**Records provided**
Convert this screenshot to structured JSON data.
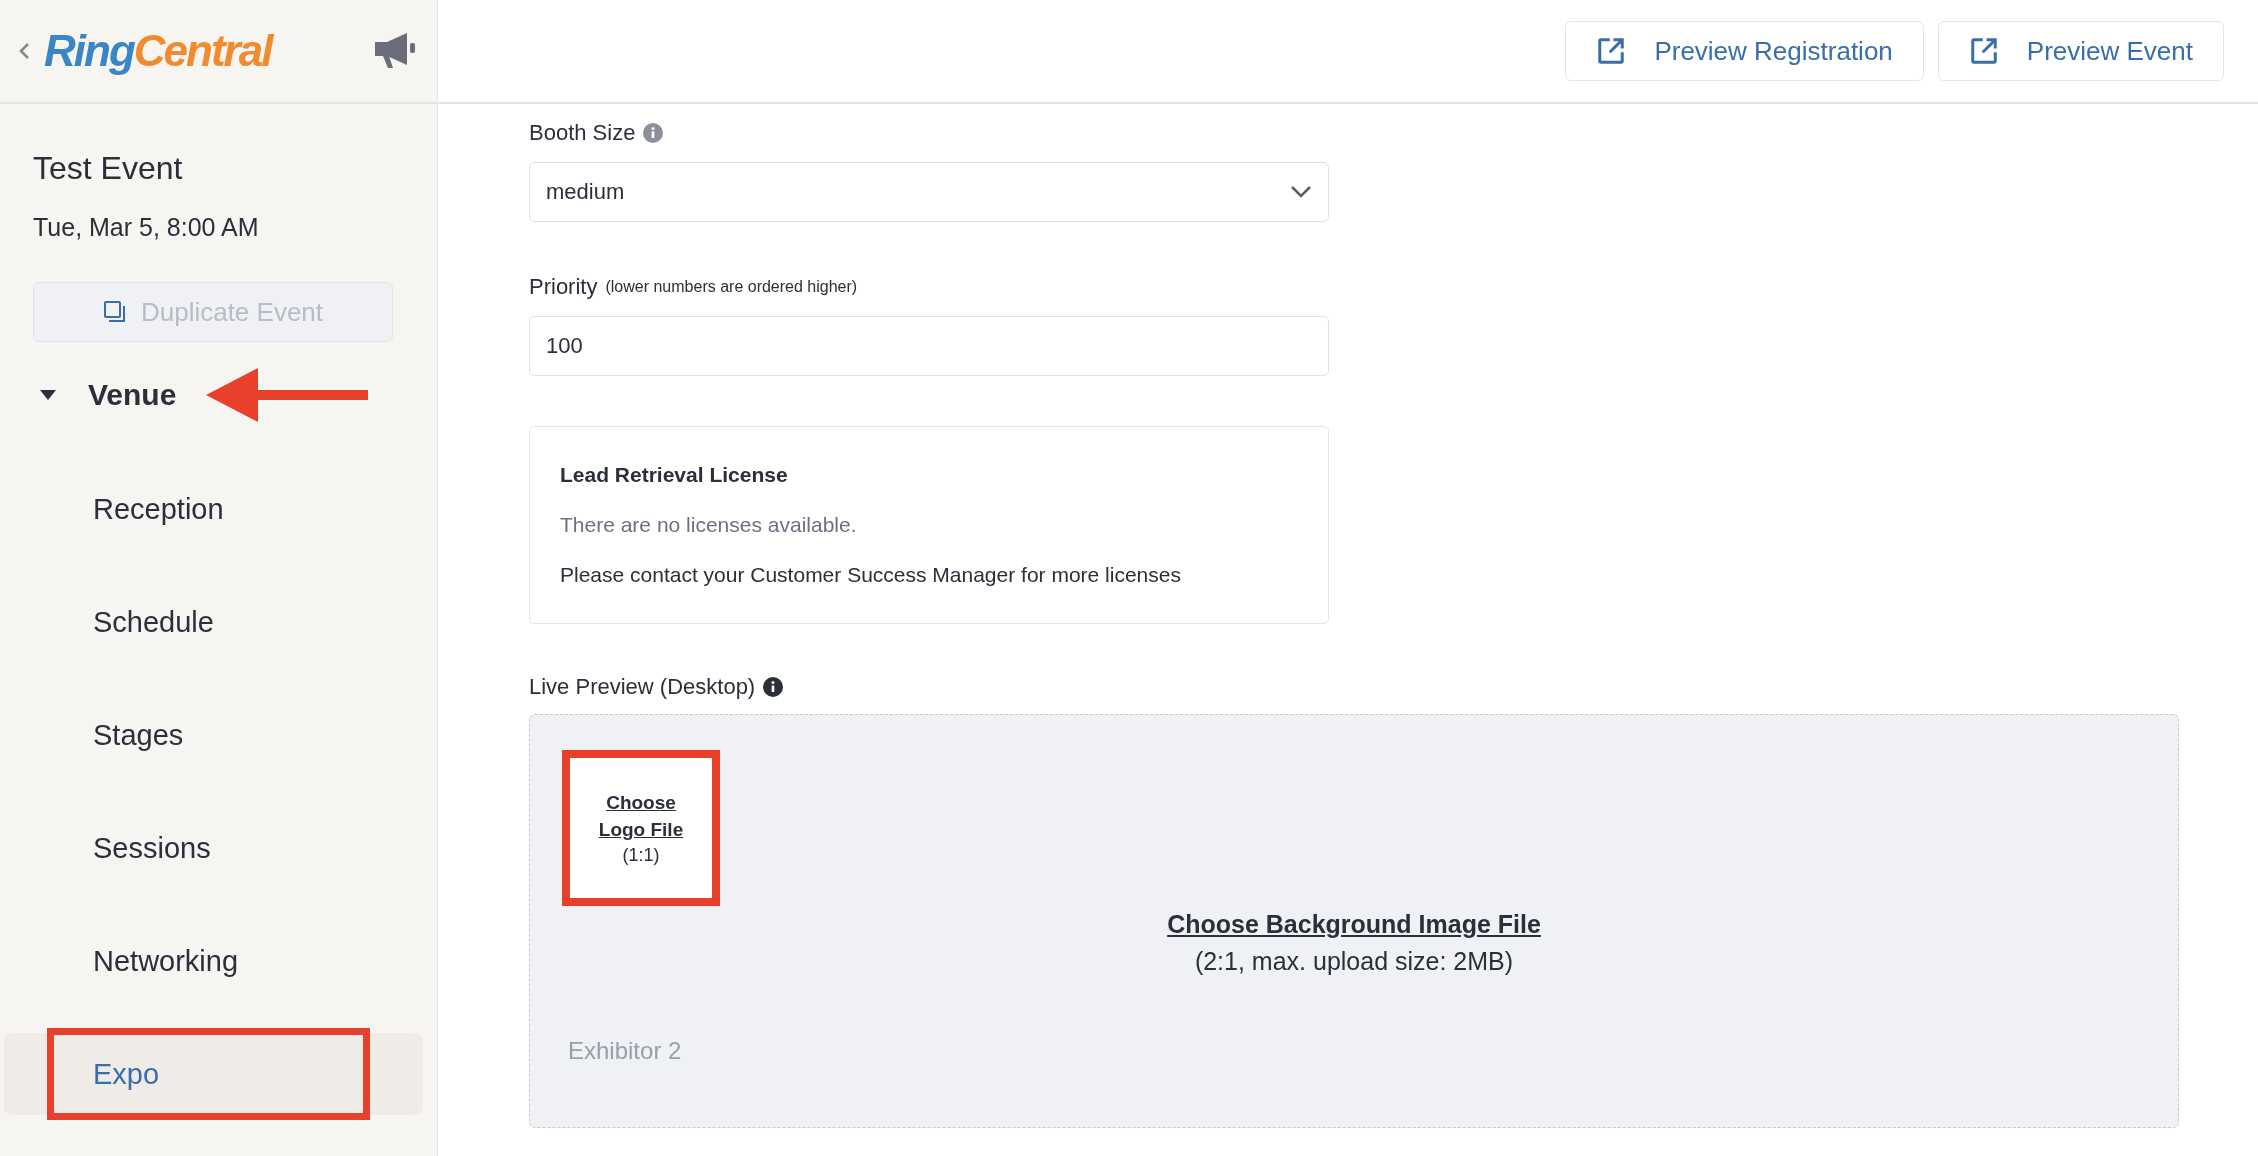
{
  "logo": {
    "first": "Ring",
    "second": "Central"
  },
  "header_buttons": [
    "Preview Registration",
    "Preview Event"
  ],
  "event": {
    "title": "Test Event",
    "date": "Tue, Mar 5, 8:00 AM",
    "duplicate_button": {
      "label": "Duplicate Event",
      "disabled": true
    }
  },
  "nav": {
    "section": {
      "label": "Venue",
      "expanded": true,
      "arrow": true
    },
    "items": [
      {
        "label": "Reception",
        "selected": false,
        "highlighted": false
      },
      {
        "label": "Schedule",
        "selected": false,
        "highlighted": false
      },
      {
        "label": "Stages",
        "selected": false,
        "highlighted": false
      },
      {
        "label": "Sessions",
        "selected": false,
        "highlighted": false
      },
      {
        "label": "Networking",
        "selected": false,
        "highlighted": false
      },
      {
        "label": "Expo",
        "selected": true,
        "highlighted": true
      }
    ]
  },
  "booth_size": {
    "label": "Booth Size",
    "value": "medium"
  },
  "priority": {
    "label": "Priority",
    "hint": "(lower numbers are ordered higher)",
    "value": "100"
  },
  "license": {
    "title": "Lead Retrieval License",
    "status": "There are no licenses available.",
    "note": "Please contact your Customer Success Manager for more licenses"
  },
  "live_preview": {
    "label": "Live Preview (Desktop)",
    "logo_link": "Choose Logo File",
    "logo_ratio": "(1:1)",
    "logo_highlighted": true,
    "background_link": "Choose Background Image File",
    "background_hint": "(2:1, max. upload size: 2MB)",
    "exhibitor": "Exhibitor 2"
  }
}
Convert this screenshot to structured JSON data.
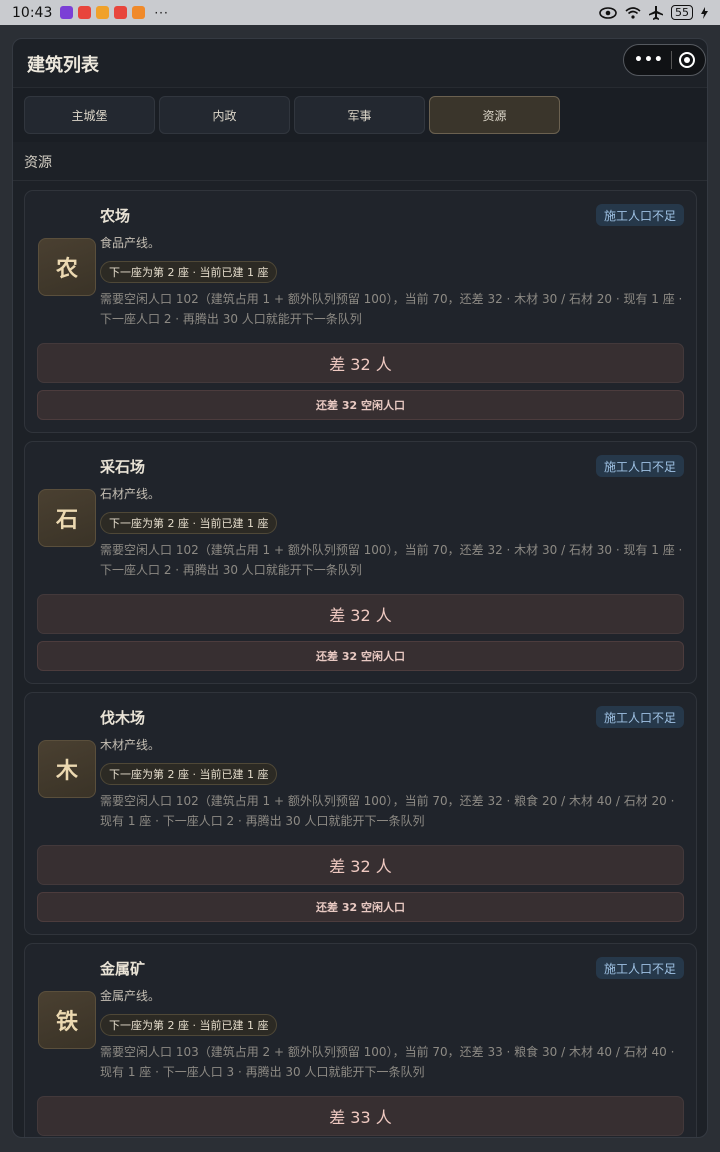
{
  "status_bar": {
    "time": "10:43",
    "battery": "55",
    "dots": "···"
  },
  "header": {
    "title": "建筑列表",
    "close_label": "关闭",
    "more_glyph": "•••"
  },
  "tabs": [
    {
      "label": "主城堡",
      "active": false
    },
    {
      "label": "内政",
      "active": false
    },
    {
      "label": "军事",
      "active": false
    },
    {
      "label": "资源",
      "active": true
    }
  ],
  "section": {
    "title": "资源"
  },
  "cards": [
    {
      "icon_char": "农",
      "name": "农场",
      "badge": "施工人口不足",
      "desc": "食品产线。",
      "pill": "下一座为第 2 座 · 当前已建 1 座",
      "detail": "需要空闲人口 102（建筑占用 1 + 额外队列预留 100），当前 70，还差 32 · 木材 30 / 石材 20 · 现有 1 座 · 下一座人口 2 · 再腾出 30 人口就能开下一条队列",
      "main_button": "差 32 人",
      "sub_button": "还差 32 空闲人口"
    },
    {
      "icon_char": "石",
      "name": "采石场",
      "badge": "施工人口不足",
      "desc": "石材产线。",
      "pill": "下一座为第 2 座 · 当前已建 1 座",
      "detail": "需要空闲人口 102（建筑占用 1 + 额外队列预留 100），当前 70，还差 32 · 木材 30 / 石材 30 · 现有 1 座 · 下一座人口 2 · 再腾出 30 人口就能开下一条队列",
      "main_button": "差 32 人",
      "sub_button": "还差 32 空闲人口"
    },
    {
      "icon_char": "木",
      "name": "伐木场",
      "badge": "施工人口不足",
      "desc": "木材产线。",
      "pill": "下一座为第 2 座 · 当前已建 1 座",
      "detail": "需要空闲人口 102（建筑占用 1 + 额外队列预留 100），当前 70，还差 32 · 粮食 20 / 木材 40 / 石材 20 · 现有 1 座 · 下一座人口 2 · 再腾出 30 人口就能开下一条队列",
      "main_button": "差 32 人",
      "sub_button": "还差 32 空闲人口"
    },
    {
      "icon_char": "铁",
      "name": "金属矿",
      "badge": "施工人口不足",
      "desc": "金属产线。",
      "pill": "下一座为第 2 座 · 当前已建 1 座",
      "detail": "需要空闲人口 103（建筑占用 2 + 额外队列预留 100），当前 70，还差 33 · 粮食 30 / 木材 40 / 石材 40 · 现有 1 座 · 下一座人口 3 · 再腾出 30 人口就能开下一条队列",
      "main_button": "差 33 人",
      "sub_button": ""
    }
  ],
  "colors": {
    "panel_bg": "#1d2127",
    "active_tab": "#3a352b",
    "badge_bg": "#26384a",
    "button_bg": "#372f31"
  }
}
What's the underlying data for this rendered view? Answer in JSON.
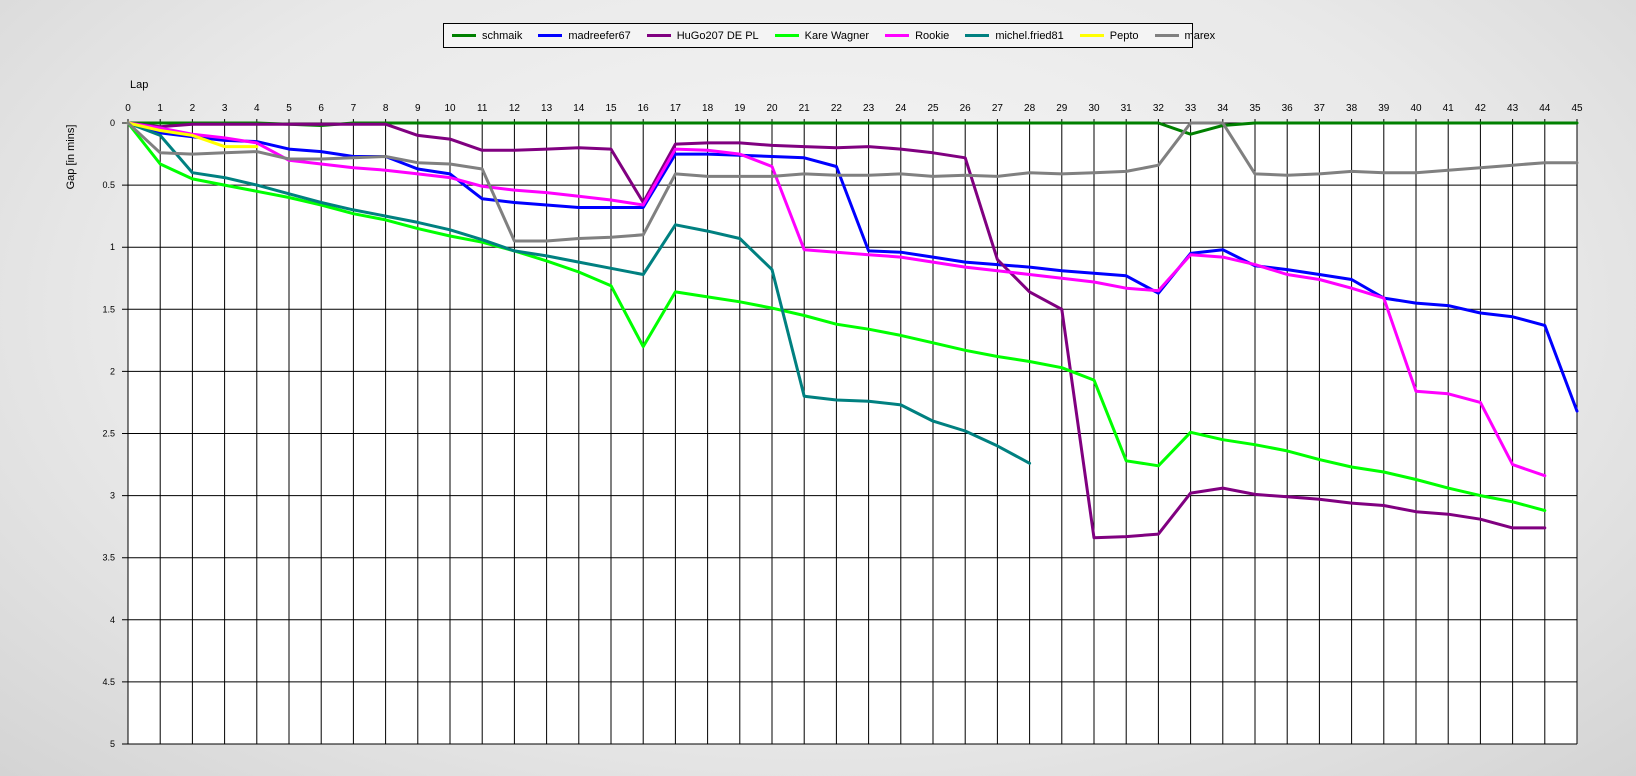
{
  "chart_data": {
    "type": "line",
    "xlabel": "Lap",
    "ylabel": "Gap [in mins]",
    "xlim": [
      0,
      45
    ],
    "ylim": [
      0,
      5
    ],
    "y_inverted": true,
    "grid": true,
    "legend_position": "top-center",
    "x_ticks": [
      0,
      1,
      2,
      3,
      4,
      5,
      6,
      7,
      8,
      9,
      10,
      11,
      12,
      13,
      14,
      15,
      16,
      17,
      18,
      19,
      20,
      21,
      22,
      23,
      24,
      25,
      26,
      27,
      28,
      29,
      30,
      31,
      32,
      33,
      34,
      35,
      36,
      37,
      38,
      39,
      40,
      41,
      42,
      43,
      44,
      45
    ],
    "y_ticks": [
      {
        "v": 0,
        "label": "0"
      },
      {
        "v": 0.5,
        "label": "0.5"
      },
      {
        "v": 1,
        "label": "1"
      },
      {
        "v": 1.5,
        "label": "1.5"
      },
      {
        "v": 2,
        "label": "2"
      },
      {
        "v": 2.5,
        "label": "2.5"
      },
      {
        "v": 3,
        "label": "3"
      },
      {
        "v": 3.5,
        "label": "3.5"
      },
      {
        "v": 4,
        "label": "4"
      },
      {
        "v": 4.5,
        "label": "4.5"
      },
      {
        "v": 5,
        "label": "5"
      }
    ],
    "series": [
      {
        "name": "schmaik",
        "color": "#008000",
        "x": [
          0,
          1,
          2,
          3,
          4,
          5,
          6,
          7,
          8,
          9,
          10,
          11,
          12,
          13,
          14,
          15,
          16,
          17,
          18,
          19,
          20,
          21,
          22,
          23,
          24,
          25,
          26,
          27,
          28,
          29,
          30,
          31,
          32,
          33,
          34,
          35,
          36,
          37,
          38,
          39,
          40,
          41,
          42,
          43,
          44,
          45
        ],
        "y": [
          0,
          0,
          0,
          0,
          0,
          0.01,
          0.02,
          0,
          0,
          0,
          0,
          0,
          0,
          0,
          0,
          0,
          0,
          0,
          0,
          0,
          0,
          0,
          0,
          0,
          0,
          0,
          0,
          0,
          0,
          0,
          0,
          0,
          0,
          0.09,
          0.02,
          0,
          0,
          0,
          0,
          0,
          0,
          0,
          0,
          0,
          0,
          0
        ]
      },
      {
        "name": "madreefer67",
        "color": "#0000ff",
        "x": [
          0,
          1,
          2,
          3,
          4,
          5,
          6,
          7,
          8,
          9,
          10,
          11,
          12,
          13,
          14,
          15,
          16,
          17,
          18,
          19,
          20,
          21,
          22,
          23,
          24,
          25,
          26,
          27,
          28,
          29,
          30,
          31,
          32,
          33,
          34,
          35,
          36,
          37,
          38,
          39,
          40,
          41,
          42,
          43,
          44,
          45
        ],
        "y": [
          0,
          0.08,
          0.11,
          0.14,
          0.15,
          0.21,
          0.23,
          0.27,
          0.27,
          0.37,
          0.41,
          0.61,
          0.64,
          0.66,
          0.68,
          0.68,
          0.68,
          0.25,
          0.25,
          0.26,
          0.27,
          0.28,
          0.35,
          1.03,
          1.04,
          1.08,
          1.12,
          1.14,
          1.16,
          1.19,
          1.21,
          1.23,
          1.37,
          1.05,
          1.02,
          1.15,
          1.18,
          1.22,
          1.26,
          1.41,
          1.45,
          1.47,
          1.53,
          1.56,
          1.63,
          2.32
        ]
      },
      {
        "name": "HuGo207 DE PL",
        "color": "#800080",
        "x": [
          0,
          1,
          2,
          3,
          4,
          5,
          6,
          7,
          8,
          9,
          10,
          11,
          12,
          13,
          14,
          15,
          16,
          17,
          18,
          19,
          20,
          21,
          22,
          23,
          24,
          25,
          26,
          27,
          28,
          29,
          30,
          31,
          32,
          33,
          34,
          35,
          36,
          37,
          38,
          39,
          40,
          41,
          42,
          43,
          44
        ],
        "y": [
          0,
          0.03,
          0.01,
          0.01,
          0.01,
          0.01,
          0.01,
          0.01,
          0.01,
          0.1,
          0.13,
          0.22,
          0.22,
          0.21,
          0.2,
          0.21,
          0.64,
          0.17,
          0.16,
          0.16,
          0.18,
          0.19,
          0.2,
          0.19,
          0.21,
          0.24,
          0.28,
          1.1,
          1.36,
          1.5,
          3.34,
          3.33,
          3.31,
          2.98,
          2.94,
          2.99,
          3.01,
          3.03,
          3.06,
          3.08,
          3.13,
          3.15,
          3.19,
          3.26,
          3.26
        ]
      },
      {
        "name": "Kare Wagner",
        "color": "#00ff00",
        "x": [
          0,
          1,
          2,
          3,
          4,
          5,
          6,
          7,
          8,
          9,
          10,
          11,
          12,
          13,
          14,
          15,
          16,
          17,
          18,
          19,
          20,
          21,
          22,
          23,
          24,
          25,
          26,
          27,
          28,
          29,
          30,
          31,
          32,
          33,
          34,
          35,
          36,
          37,
          38,
          39,
          40,
          41,
          42,
          43,
          44
        ],
        "y": [
          0,
          0.33,
          0.45,
          0.5,
          0.55,
          0.6,
          0.66,
          0.73,
          0.78,
          0.85,
          0.91,
          0.96,
          1.03,
          1.11,
          1.2,
          1.31,
          1.8,
          1.36,
          1.4,
          1.44,
          1.49,
          1.55,
          1.62,
          1.66,
          1.71,
          1.77,
          1.83,
          1.88,
          1.92,
          1.97,
          2.07,
          2.72,
          2.76,
          2.49,
          2.55,
          2.59,
          2.64,
          2.71,
          2.77,
          2.81,
          2.87,
          2.94,
          3.0,
          3.05,
          3.12
        ]
      },
      {
        "name": "Rookie",
        "color": "#ff00ff",
        "x": [
          0,
          1,
          2,
          3,
          4,
          5,
          6,
          7,
          8,
          9,
          10,
          11,
          12,
          13,
          14,
          15,
          16,
          17,
          18,
          19,
          20,
          21,
          22,
          23,
          24,
          25,
          26,
          27,
          28,
          29,
          30,
          31,
          32,
          33,
          34,
          35,
          36,
          37,
          38,
          39,
          40,
          41,
          42,
          43,
          44
        ],
        "y": [
          0,
          0.04,
          0.09,
          0.12,
          0.16,
          0.3,
          0.33,
          0.36,
          0.38,
          0.41,
          0.44,
          0.51,
          0.54,
          0.56,
          0.59,
          0.62,
          0.66,
          0.21,
          0.22,
          0.25,
          0.35,
          1.02,
          1.04,
          1.06,
          1.08,
          1.12,
          1.16,
          1.19,
          1.22,
          1.25,
          1.28,
          1.33,
          1.35,
          1.06,
          1.08,
          1.14,
          1.22,
          1.26,
          1.33,
          1.41,
          2.16,
          2.18,
          2.25,
          2.75,
          2.84
        ]
      },
      {
        "name": "michel.fried81",
        "color": "#008080",
        "x": [
          0,
          1,
          2,
          3,
          4,
          5,
          6,
          7,
          8,
          9,
          10,
          11,
          12,
          13,
          14,
          15,
          16,
          17,
          18,
          19,
          20,
          21,
          22,
          23,
          24,
          25,
          26,
          27,
          28
        ],
        "y": [
          0,
          0.1,
          0.4,
          0.44,
          0.5,
          0.57,
          0.64,
          0.7,
          0.75,
          0.8,
          0.86,
          0.94,
          1.03,
          1.07,
          1.12,
          1.17,
          1.22,
          0.82,
          0.87,
          0.93,
          1.18,
          2.2,
          2.23,
          2.24,
          2.27,
          2.4,
          2.48,
          2.6,
          2.74
        ]
      },
      {
        "name": "Pepto",
        "color": "#ffff00",
        "x": [
          0,
          1,
          2,
          3,
          4
        ],
        "y": [
          0,
          0.06,
          0.1,
          0.19,
          0.19
        ]
      },
      {
        "name": "marex",
        "color": "#808080",
        "x": [
          0,
          1,
          2,
          3,
          4,
          5,
          6,
          7,
          8,
          9,
          10,
          11,
          12,
          13,
          14,
          15,
          16,
          17,
          18,
          19,
          20,
          21,
          22,
          23,
          24,
          25,
          26,
          27,
          28,
          29,
          30,
          31,
          32,
          33,
          34,
          35,
          36,
          37,
          38,
          39,
          40,
          41,
          42,
          43,
          44,
          45
        ],
        "y": [
          0,
          0.24,
          0.25,
          0.24,
          0.23,
          0.29,
          0.29,
          0.28,
          0.27,
          0.32,
          0.33,
          0.37,
          0.95,
          0.95,
          0.93,
          0.92,
          0.9,
          0.41,
          0.43,
          0.43,
          0.43,
          0.41,
          0.42,
          0.42,
          0.41,
          0.43,
          0.42,
          0.43,
          0.4,
          0.41,
          0.4,
          0.39,
          0.34,
          0,
          0,
          0.41,
          0.42,
          0.41,
          0.39,
          0.4,
          0.4,
          0.38,
          0.36,
          0.34,
          0.32,
          0.32
        ]
      }
    ]
  }
}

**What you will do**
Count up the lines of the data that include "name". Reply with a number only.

**Answer for this exercise**
12